After this gruesome murder, you'll never look at chimps the same way againChimps aren't exactly the soft and cuddly animals that Curious George would have you believe.
Fritz, the new polar bear cub at Berlin's TierparkBerlin's Tierpark Zoo has christened Germany's new favorite polar bear cub 'Fritz'. The little cub, born on November 3, 2016, is particularly special given that he marks the first polar bear litter at
The search was launched on Tuesday after staff at the zoo in Norfolk noticed Sunny, a 19-month-old red panda, was not in the enclosure that she shares with Thomas, a male red panda. Sunny was last seen on Monday at 5 p.m. local time. Red pandas are similar in size to a raccoon and have a reddish-brown coat of thick fur and a long tail.
Study shows dogs love reggae, my dudesDogs are extremely cool and chill, as you can tell from looking at them. And now, we have further scientific evidence that backs it up — they really dig reggae. According to a recent study from Scottish SPCA and the University of Glasgow, dogs' favorite music genres are reggae and soft rock, according to The BBC.
Rachel Carson doc tells the environmentalist's inspiring life storyBefore Rachel Carson became the mother of the modern environmental movement, she was stuck in a job that paid the bills but left her restless. A new documentary revisits Carson's days as an information specialist for the U.S. Fish and Wildlife Service in the 1930s and '40s, where at first she filed mundane reports about the agency's conservation work.

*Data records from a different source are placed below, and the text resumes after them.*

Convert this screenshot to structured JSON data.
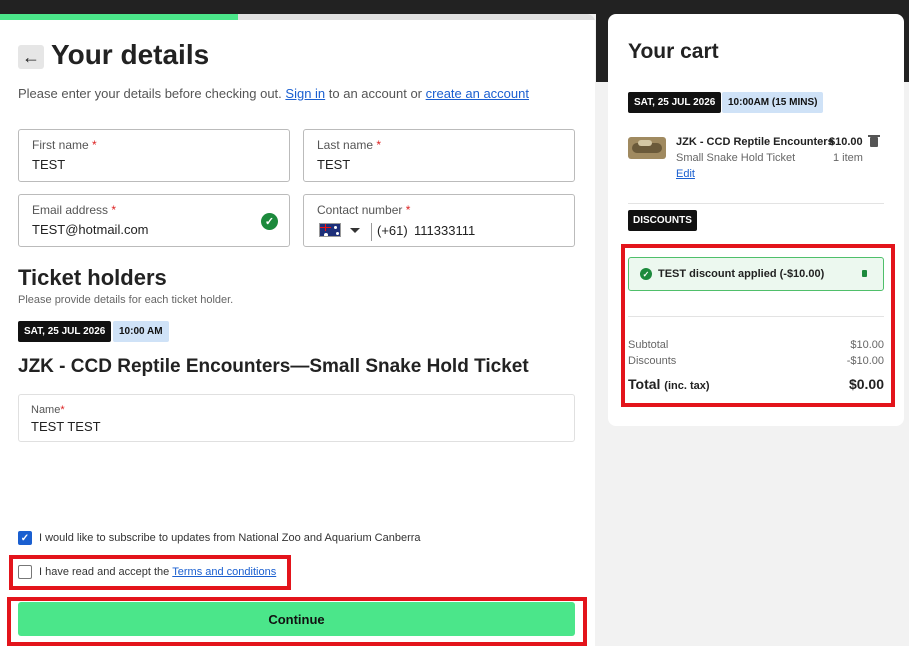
{
  "page": {
    "title": "Your details",
    "intro_text": "Please enter your details before checking out.",
    "sign_in_link": "Sign in",
    "intro_middle": "to an account or",
    "create_account_link": "create an account"
  },
  "form": {
    "first_name": {
      "label": "First name",
      "value": "TEST"
    },
    "last_name": {
      "label": "Last name",
      "value": "TEST"
    },
    "email": {
      "label": "Email address",
      "value": "TEST@hotmail.com"
    },
    "contact": {
      "label": "Contact number",
      "country_code": "(+61)",
      "value": "111333111"
    },
    "required_marker": "*"
  },
  "ticket_holders": {
    "title": "Ticket holders",
    "subtitle": "Please provide details for each ticket holder.",
    "date": "SAT, 25 JUL 2026",
    "time": "10:00 AM",
    "ticket_title": "JZK - CCD Reptile Encounters—Small Snake Hold Ticket",
    "name_label": "Name",
    "name_value": "TEST TEST"
  },
  "consents": {
    "subscribe_label": "I would like to subscribe to updates from National Zoo and Aquarium Canberra",
    "subscribe_checked": true,
    "terms_prefix": "I have read and accept the",
    "terms_link": "Terms and conditions",
    "terms_checked": false
  },
  "continue_label": "Continue",
  "progress_fraction": 0.4,
  "cart": {
    "title": "Your cart",
    "date": "SAT, 25 JUL 2026",
    "time": "10:00AM (15 MINS)",
    "item_name": "JZK - CCD Reptile Encounters",
    "item_price": "$10.00",
    "item_sub": "Small Snake Hold Ticket",
    "item_qty": "1 item",
    "edit_label": "Edit",
    "discounts_label": "DISCOUNTS",
    "discount_applied": "TEST discount applied (-$10.00)",
    "subtotal_label": "Subtotal",
    "subtotal_value": "$10.00",
    "discounts_row_label": "Discounts",
    "discounts_value": "-$10.00",
    "total_label": "Total",
    "total_tax": "(inc. tax)",
    "total_value": "$0.00"
  },
  "colors": {
    "accent_green": "#4be68a",
    "link_blue": "#1a5fd0",
    "highlight_red": "#e3141b"
  }
}
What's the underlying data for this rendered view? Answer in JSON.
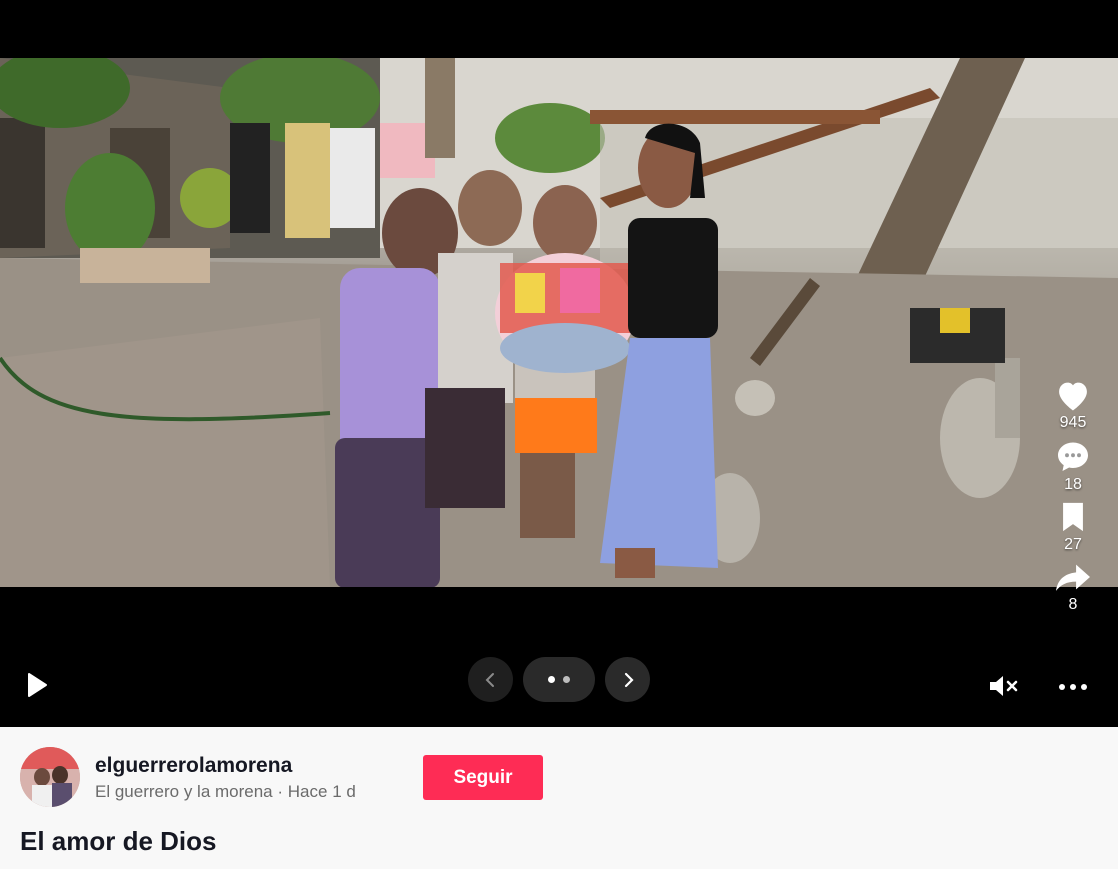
{
  "post": {
    "image_alt": "Fotografía de una joven entregando una canasta de regalos a tres niños en un patio",
    "photo_colors": {
      "ground": "#9a9186",
      "wall": "#d9d6cf",
      "tree": "#6e6050"
    }
  },
  "actions": {
    "likes": "945",
    "comments": "18",
    "saves": "27",
    "shares": "8",
    "like_icon": "heart-icon",
    "comment_icon": "comment-icon",
    "save_icon": "bookmark-icon",
    "share_icon": "share-icon"
  },
  "controls": {
    "play_icon": "play-icon",
    "prev_icon": "chevron-left-icon",
    "next_icon": "chevron-right-icon",
    "mute_icon": "muted-speaker-icon",
    "more_icon": "more-icon",
    "slide_count": 2,
    "active_slide": 1
  },
  "author": {
    "username": "elguerrerolamorena",
    "display_name": "El guerrero y la morena",
    "separator": "·",
    "posted": "Hace 1 d",
    "follow_label": "Seguir"
  },
  "caption": "El amor de Dios",
  "colors": {
    "accent": "#fe2c55",
    "background": "#f8f8f8",
    "text": "#161823"
  }
}
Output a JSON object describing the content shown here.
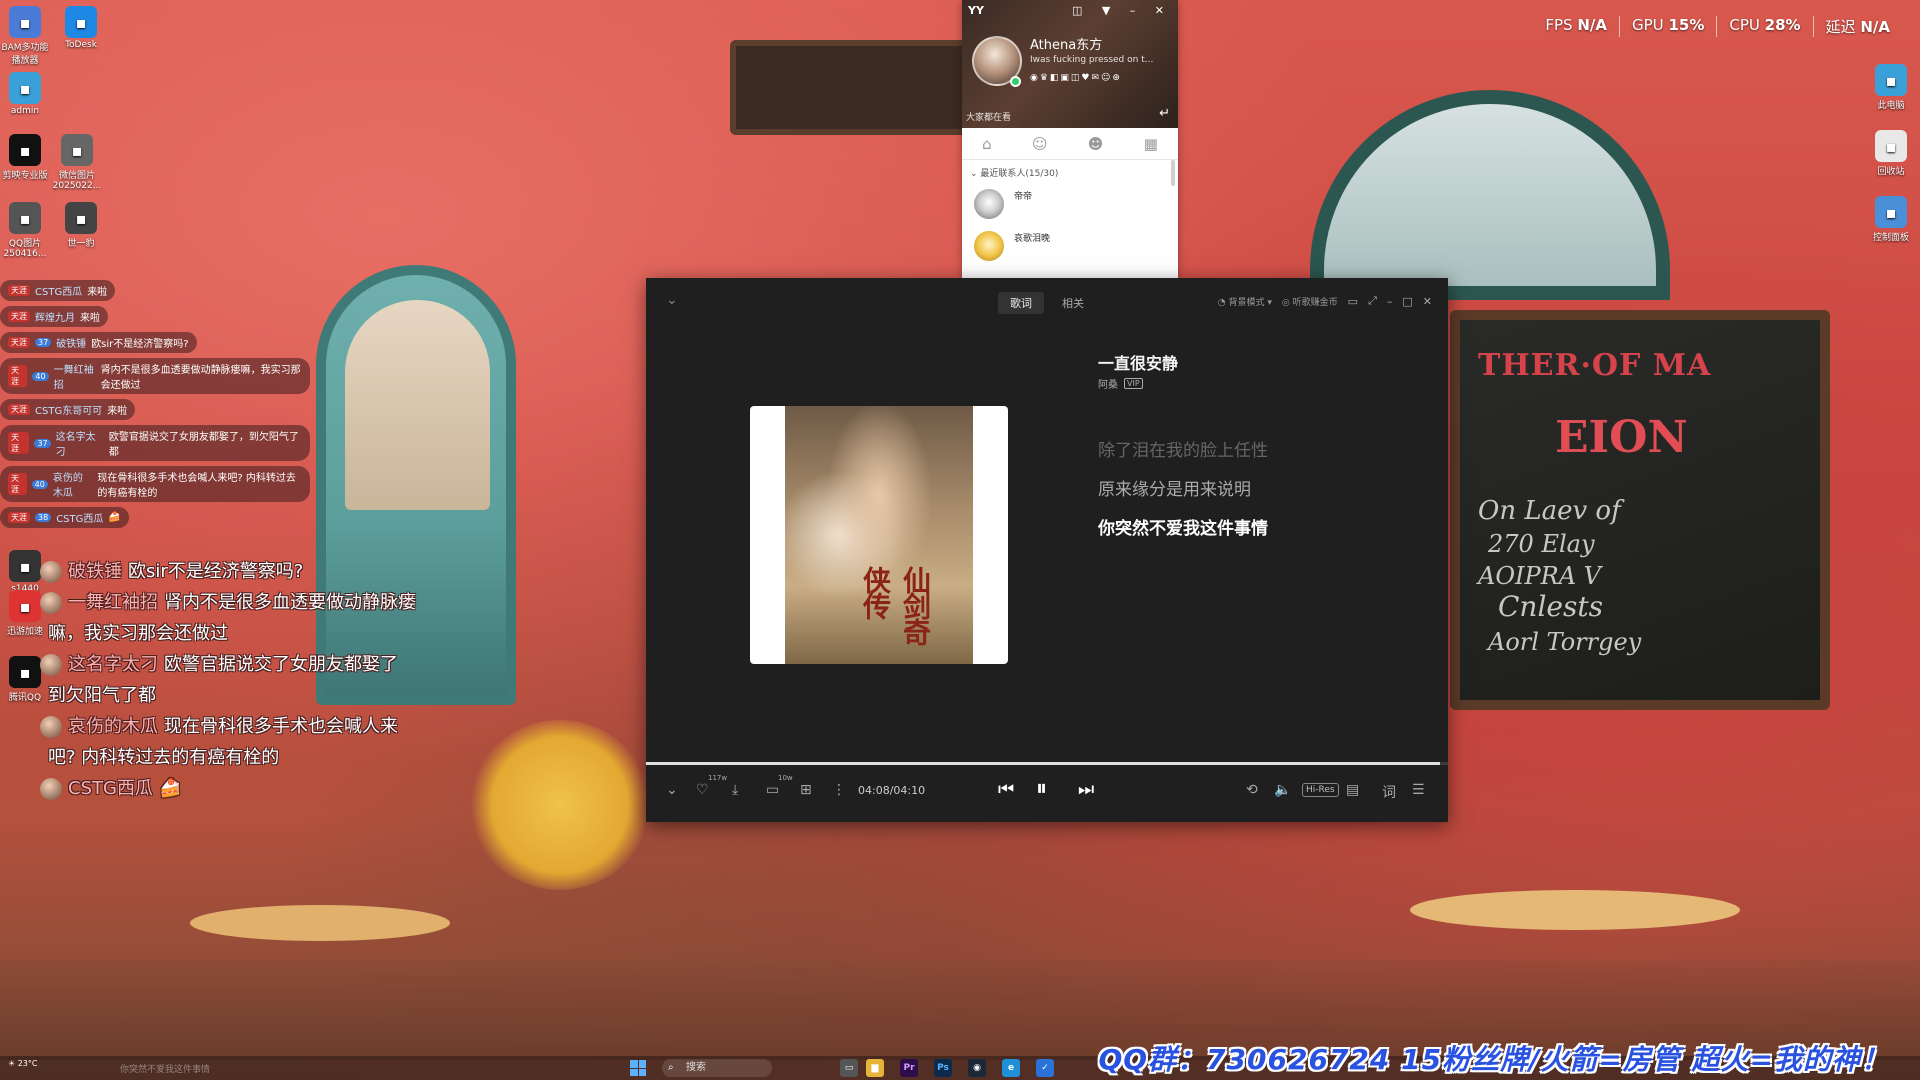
{
  "stats": [
    {
      "label": "FPS",
      "value": "N/A"
    },
    {
      "label": "GPU",
      "value": "15%"
    },
    {
      "label": "CPU",
      "value": "28%"
    },
    {
      "label": "延迟",
      "value": "N/A"
    }
  ],
  "desktop_left": [
    {
      "label": "BAM多功能播放器",
      "icon": "app-icon",
      "color": "#4a7bd6"
    },
    {
      "label": "ToDesk",
      "icon": "todesk-icon",
      "color": "#1e88e5"
    },
    {
      "label": "admin",
      "icon": "user-icon",
      "color": "#3aa0d8"
    },
    {
      "label": "剪映专业版",
      "icon": "capcut-icon",
      "color": "#111111"
    },
    {
      "label": "微信图片 2025022...",
      "icon": "image-icon",
      "color": "#666666"
    },
    {
      "label": "QQ图片 250416...",
      "icon": "image-icon",
      "color": "#555555"
    },
    {
      "label": "世一豹",
      "icon": "image-icon",
      "color": "#444444"
    },
    {
      "label": "s1440",
      "icon": "app-icon",
      "color": "#333333"
    },
    {
      "label": "迅游加速",
      "icon": "app-icon",
      "color": "#d33"
    },
    {
      "label": "腾讯QQ",
      "icon": "qq-icon",
      "color": "#111111"
    }
  ],
  "desktop_right": [
    {
      "label": "此电脑",
      "icon": "computer-icon",
      "color": "#3aa0d8"
    },
    {
      "label": "回收站",
      "icon": "recycle-bin-icon",
      "color": "#e8e8e8"
    },
    {
      "label": "控制面板",
      "icon": "control-panel-icon",
      "color": "#4a90d9"
    }
  ],
  "chat_small": [
    {
      "badge": "天涯",
      "nick": "CSTG西瓜",
      "msg": "来啦"
    },
    {
      "badge": "天涯",
      "nick": "辉煌九月",
      "msg": "来啦"
    },
    {
      "badge": "天涯",
      "fan": "37",
      "nick": "破铁锤",
      "msg": "欧sir不是经济警察吗?"
    },
    {
      "badge": "天涯",
      "fan": "40",
      "nick": "一舞红袖招",
      "msg": "肾内不是很多血透要做动静脉瘘嘛，我实习那会还做过"
    },
    {
      "badge": "天涯",
      "nick": "CSTG东哥可可",
      "msg": "来啦"
    },
    {
      "badge": "天涯",
      "fan": "37",
      "nick": "这名字太刁",
      "msg": "欧警官据说交了女朋友都娶了，到欠阳气了都"
    },
    {
      "badge": "天涯",
      "fan": "40",
      "nick": "哀伤的木瓜",
      "msg": "现在骨科很多手术也会喊人来吧? 内科转过去的有癌有栓的"
    },
    {
      "badge": "天涯",
      "fan": "38",
      "nick": "CSTG西瓜",
      "msg": "🍰"
    }
  ],
  "chat_big": [
    {
      "nick": "破铁锤",
      "msg": "欧sir不是经济警察吗?",
      "cont": ""
    },
    {
      "nick": "一舞红袖招",
      "msg": "肾内不是很多血透要做动静脉瘘",
      "cont": "嘛，我实习那会还做过"
    },
    {
      "nick": "这名字太刁",
      "msg": "欧警官据说交了女朋友都娶了",
      "cont": "到欠阳气了都"
    },
    {
      "nick": "哀伤的木瓜",
      "msg": "现在骨科很多手术也会喊人来",
      "cont": "吧? 内科转过去的有癌有栓的"
    },
    {
      "nick": "CSTG西瓜",
      "msg": "🍰",
      "cont": ""
    }
  ],
  "qq": {
    "logo": "YY",
    "name": "Athena东方",
    "signature": "Iwas fucking pressed on t...",
    "search_label": "大家都在看",
    "group_label": "最近联系人(15/30)",
    "contacts": [
      {
        "name": "帝帝",
        "color": "#dddddd"
      },
      {
        "name": "哀歌泪晚",
        "color": "#f2c64a"
      }
    ]
  },
  "player": {
    "tabs": [
      "歌词",
      "相关"
    ],
    "top_actions": [
      "背景模式",
      "听歌赚金币"
    ],
    "song_title": "一直很安静",
    "artist": "阿桑",
    "vip": "VIP",
    "lyrics": [
      "除了泪在我的脸上任性",
      "原来缘分是用来说明",
      "你突然不爱我这件事情"
    ],
    "cover_caption": "仙剑奇侠传",
    "time": "04:08/04:10",
    "progress": 0.99,
    "like_count": "117w",
    "download_count": "10w",
    "hires": "Hi-Res",
    "lyric_toggle": "词"
  },
  "taskbar": {
    "weather": "23°C",
    "search_placeholder": "搜索",
    "caption": "你突然不爱我这件事情"
  },
  "banner": "QQ群：730626724   15粉丝牌/火箭=房管   超火=我的神！",
  "chalkboard": {
    "title": "THER·OF MA",
    "sub": "EION",
    "notes": [
      "On Laev of",
      "270 Elay",
      "AOIPRA V",
      "Cnlests",
      "Aorl Torrgey"
    ]
  }
}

By Claudia Farhart SYDNEY (Reuters) - An Australian zookeeper on Tuesday urged people to catch and donate deadly funnel-web spiders, to help replenish stocks of antidote running low after a spate of spider bites. The Australian Reptile Park, the country's sole supplier of funnel-web venom to antidote producers since 1981, relies on the public to hand in spiders that are milked for the venom used to produce an antidote. The anti-venom program was now at risk after too few spiders were donated last year and a recent heatwave encouraged more spider activity and bites, the park's general manager, Tim Faulkner, said on Tuesday.
Scientists are turning dragonflies into tiny cyborg dronesOne company has decided the ideal tiny drone should take its cues from the natural world of insects — specifically the dragonfly.

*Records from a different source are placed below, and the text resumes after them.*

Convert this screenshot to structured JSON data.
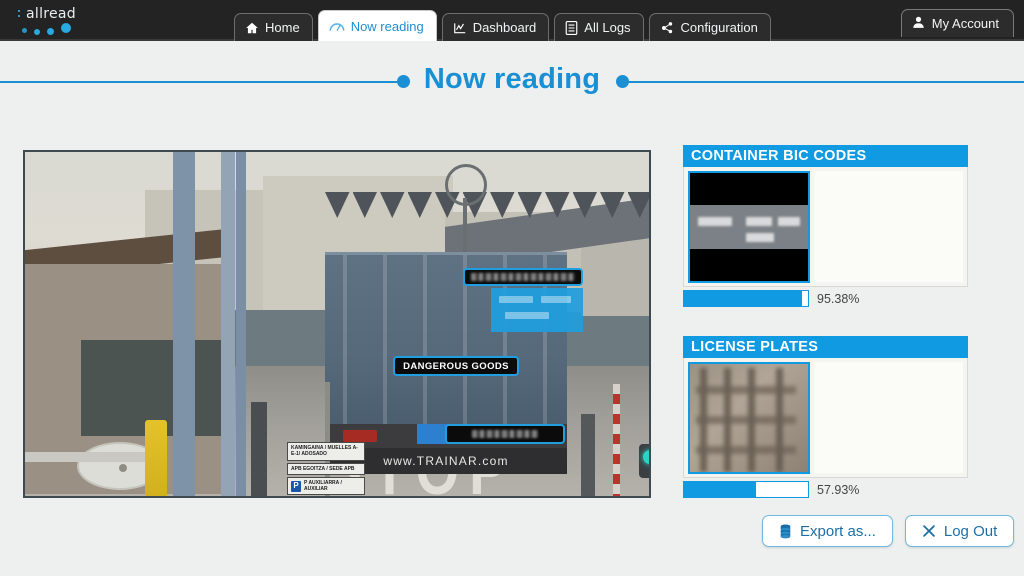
{
  "brand": {
    "name": "allread"
  },
  "nav": {
    "tabs": [
      {
        "label": "Home",
        "icon": "home-icon",
        "active": false
      },
      {
        "label": "Now reading",
        "icon": "gauge-icon",
        "active": true
      },
      {
        "label": "Dashboard",
        "icon": "chart-icon",
        "active": false
      },
      {
        "label": "All Logs",
        "icon": "list-icon",
        "active": false
      },
      {
        "label": "Configuration",
        "icon": "nodes-icon",
        "active": false
      }
    ],
    "account": {
      "label": "My Account",
      "icon": "person-icon"
    }
  },
  "page": {
    "title": "Now reading",
    "accent": "#1b8fd4"
  },
  "video": {
    "overlays": {
      "bic_code": {
        "label": "",
        "redacted": true
      },
      "dangerous_goods": {
        "label": "DANGEROUS GOODS"
      },
      "license_plate": {
        "label": "",
        "redacted": true
      }
    },
    "scene_text": {
      "trailer_brand": "www.TRAINAR.com",
      "road_marking": "STOP",
      "signs": [
        "KAMINGAINA / MUELLES A- E-1/ ADOSADO",
        "APB EGOITZA / SEDE APB",
        "P  AUXILIARRA / AUXILIAR"
      ]
    }
  },
  "cards": [
    {
      "title": "CONTAINER BIC CODES",
      "value_redacted": true,
      "confidence": "95.38%",
      "confidence_pct": 95.38,
      "accent": "#0f9ae2"
    },
    {
      "title": "LICENSE PLATES",
      "value_redacted": true,
      "confidence": "57.93%",
      "confidence_pct": 57.93,
      "accent": "#0f9ae2"
    }
  ],
  "footer": {
    "export": {
      "label": "Export as...",
      "icon": "database-icon"
    },
    "logout": {
      "label": "Log Out",
      "icon": "close-x-icon"
    }
  }
}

People shout slogans and hold placards during a demonstration against the ban on the Jallikattu bull taming ritual, and calling for a ban on animal rights organisation PETA, in Chennai on January 19, 2017Prime Minister Narendra Modi refused Thursday to overturn a Supreme Court ban on a festival featuring young men wrestling with bulls that has brought thousands onto the streets of southern India in protest. Residents of the southern state of Tamil Nadu say the Jallikattu festival is a crucial part of their culture and are demanding the ban be lifted. India's Supreme Court outlawed Jallikattu last year after a plea by animal rights groups, which have long argued that the event -- held every year in different parts of Tamil Nadu -- abuses the animals.
Skin Medication Can Be Lethal for Pets, FDA WarnsA cream used to treat skin cancer and abnormal skin lesions can be lethal for pets, the Food and Drug Administration (FDA) warned today. The agency said the medication, called fluorouracil, can make pets sick, and even kill them in some cases. "People using this medication should use care when applying and storing the medication if they are also in a household with pets, as even very small amounts could be dangerous to these animals," the FDA said in a statement.